Yesterday was a sunny 70 degrees. I visited my Honey Bees and observed that they were busily packing pollen back to the hive. The grass or Dandelions haven’t started growing yet, but I noticed that the Cottonwood Trees are blooming. Today is a snow storm and 20 degrees, which is still relatively mild conditions for here, this time of year!
USDA 3b here.
Always like reading the tasting notes from:
Carroll usually ranks up there, often above Trailman and Norkent but this shows how difficult it is to judge taste. I like Carroll and it has the added benefit of being a great, early apple (starts to be ready late July) that has a prolonged ripening time lasting 3-4 weeks spreading out harvest in the backyard. Also does not drop as easy as Trailman and Norkent which start dropping mid to late august. BUT the crispness, juiciness and nice acidity of Trailman and Norkent put them above Carroll for me although I am keeping all trees.
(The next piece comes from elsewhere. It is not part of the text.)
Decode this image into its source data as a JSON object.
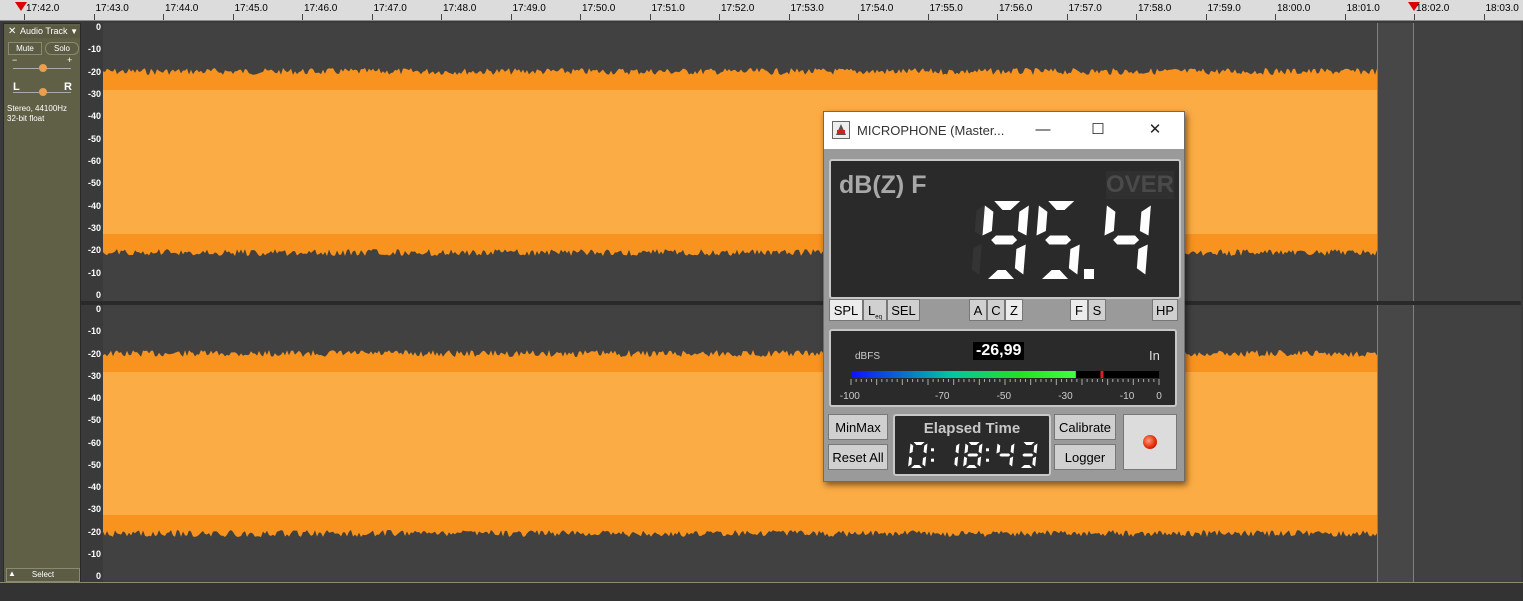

WAY behind on write ups but will get there some day so for now you can more photos at FrozenNorthFruit.com (yes, I am transitioning to another account).
Fellow zone 3/4 straddler.
Here is Minnesota’s Department of Agriculture Cold Hardiness List. I am just starting out and find it helpful:
I wanted to share some more information that I have found handy, mainly from zone 4:
Windbreak Cookbook - lots of awesome info about hardy trees/bushes and how to use them for food with recipes.
Northern Hardy Fruit Evaluation Progect CREC -
Annual reports of what has worked in Carrington, ND. They also do annual tours, have a beautifully maintained orchard, and Kathy Wiederholt is a wealth of information.
Edible Forest in ND - the pdf talks about the plants they selected and why (shipova? Mountain ash?) Some may recognize Jim Walla who has been mentioned on here before for propagating Trader Mulberry.
University of Minnesota Fruit Info - great basic guides for plant selection and care.
Honey Berry USA - lots of good info on fruit bushes in zone 3 and sales.